You'll want to make sure that enough of the potential customers you've identified will actually choose your business.

Much of your work is likely to be repairs or installation of new wiring and fixtures in domestic properties. For these jobs you will be competing against other local electricians, so you must try to attract potential customers. Many will make their choice based on price so make sure that your rates are broadly competitive with others operating nearby. Price isn't everything though, and potential customers will also consider your reputation, the level of service offered and whether you are able to carry out the work at a convenient time (often as soon as possible). Even things like tidying up thoroughly after you can make a big difference. Word of mouth recommendations from satisfied customers may well be a key means of obtaining new work. You could also consider signing up to an online customer feedback and work referral service such as Rated People, or a vetting and review website like Checkatrade. There are various government-backed vetting services for trades-people that you could consider too, such as TrustMark and Buy with Confidence - Trading Standards Approved.

Many domestic customers won't need the services of an electrician very often and some may not have the name of a reliable trades-person to hand. Think about how these people are likely to locate a suitable electrician - will they turn to the telephone directory or search online, for example? If they're looking online, are they most likely to use a search engine, an online directory or a referral website? Of course, different people will do different things, but you'll need to make decisions about how and where to focus your advertising and marketing efforts.

Bear in mind that it's quite common for local residents to approach trades-people when they're working in a neighbourhood and ask them to look at a job that needs doing. So it's important to make sure your van is easily noticeable, your staff are polite and approachable, and that you're able to give them the information they need about things like price and when you could do the work.

Some of your domestic customers will know that certain types of electrical work need to be either signed off by an approved competent installer or checked by a building inspector. These customers may well prefer to use someone who is approved to sign off their own work where necessary.

Try to build up contacts with local firms like general builders and shopfitters and let them know that your services are available. You could also try getting on the list of approved contractors used by your local authority, or other organisations such as hospitals or universities. Let them know what services you offer and ask for details about tendering for contract work and any special requirements (such as qualifications and quality standard certification) that you might need in order to be considered.

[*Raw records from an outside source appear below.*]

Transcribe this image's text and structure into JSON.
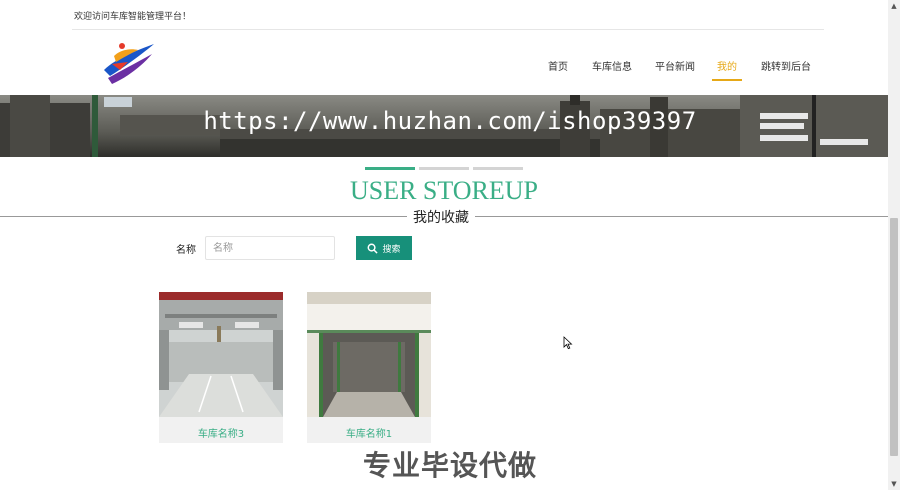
{
  "topbar": {
    "welcome": "欢迎访问车库智能管理平台！"
  },
  "nav": {
    "items": [
      {
        "label": "首页",
        "active": false
      },
      {
        "label": "车库信息",
        "active": false
      },
      {
        "label": "平台新闻",
        "active": false
      },
      {
        "label": "我的",
        "active": true
      },
      {
        "label": "跳转到后台",
        "active": false
      }
    ]
  },
  "banner": {
    "overlay_text": "https://www.huzhan.com/ishop39397"
  },
  "section": {
    "title": "USER STOREUP",
    "subtitle": "我的收藏"
  },
  "search": {
    "label": "名称",
    "placeholder": "名称",
    "value": "",
    "button_label": "搜索"
  },
  "items": [
    {
      "name": "车库名称3"
    },
    {
      "name": "车库名称1"
    }
  ],
  "watermark": "专业毕设代做",
  "colors": {
    "accent": "#3aae86",
    "button": "#17907a",
    "nav_active": "#e6a817"
  }
}
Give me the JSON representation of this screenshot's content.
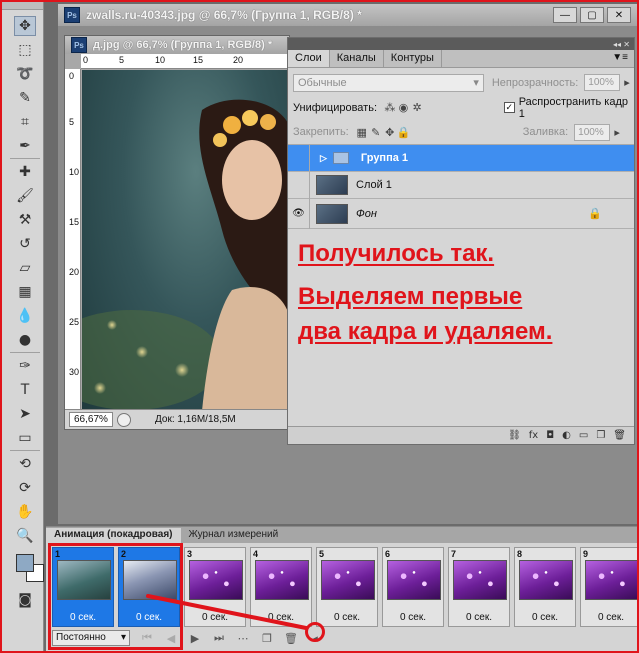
{
  "document_window": {
    "title": "zwalls.ru-40343.jpg @ 66,7% (Группа 1, RGB/8) *",
    "ps_badge": "Ps",
    "minimize": "—",
    "restore": "▢",
    "close": "✕"
  },
  "image_window": {
    "title": "д.jpg @ 66,7% (Группа 1, RGB/8) *",
    "ps_badge": "Ps",
    "ruler_h": [
      "0",
      "5",
      "10",
      "15",
      "20"
    ],
    "ruler_v": [
      "0",
      "5",
      "10",
      "15",
      "20",
      "25",
      "30"
    ],
    "zoom": "66,67%",
    "doc_info": "Док: 1,16M/18,5M"
  },
  "layers_panel": {
    "tabs": [
      "Слои",
      "Каналы",
      "Контуры"
    ],
    "menu_icon": "▼≡",
    "blend_mode": "Обычные",
    "opacity_label": "Непрозрачность:",
    "opacity_value": "100%",
    "unify_label": "Унифицировать:",
    "propagate_label": "Распространить кадр 1",
    "lock_label": "Закрепить:",
    "fill_label": "Заливка:",
    "fill_value": "100%",
    "layers": [
      {
        "name": "Группа 1",
        "type": "group",
        "selected": true
      },
      {
        "name": "Слой 1",
        "type": "layer",
        "selected": false
      },
      {
        "name": "Фон",
        "type": "background",
        "selected": false
      }
    ],
    "note_lines": [
      "Получилось так.",
      "Выделяем первые",
      "два кадра и удаляем."
    ]
  },
  "animation_panel": {
    "tabs": [
      "Анимация (покадровая)",
      "Журнал измерений"
    ],
    "frames": [
      {
        "num": "1",
        "time": "0 сек.",
        "thumb": "girl",
        "selected": true
      },
      {
        "num": "2",
        "time": "0 сек.",
        "thumb": "blue",
        "selected": true
      },
      {
        "num": "3",
        "time": "0 сек.",
        "thumb": "purple",
        "selected": false
      },
      {
        "num": "4",
        "time": "0 сек.",
        "thumb": "purple",
        "selected": false
      },
      {
        "num": "5",
        "time": "0 сек.",
        "thumb": "purple",
        "selected": false
      },
      {
        "num": "6",
        "time": "0 сек.",
        "thumb": "purple",
        "selected": false
      },
      {
        "num": "7",
        "time": "0 сек.",
        "thumb": "purple",
        "selected": false
      },
      {
        "num": "8",
        "time": "0 сек.",
        "thumb": "purple",
        "selected": false
      },
      {
        "num": "9",
        "time": "0 сек.",
        "thumb": "purple",
        "selected": false
      }
    ],
    "loop": "Постоянно"
  },
  "colors": {
    "annotation_red": "#e0141b",
    "selection_blue": "#3f8ef0",
    "foreground_swatch": "#8ea9c4"
  }
}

Your market research might indicate that there is a gap in the market that you can fill. For example, perhaps no one in your area is specialising in installing security cameras or burglar alarm systems. Whether or not you decide to specialise in a particular type of work, try to emphasise the quality of your services. Joining a trade association quality scheme will demonstrate that your business is run to a high standard. Similarly, a friendly and knowledgeable approach will inspire confidence in potential customers. You could give some basic electrical safety tips and advice on your website. Making suggestions and offering advice won't cost you anything, but might help persuade people to choose your business.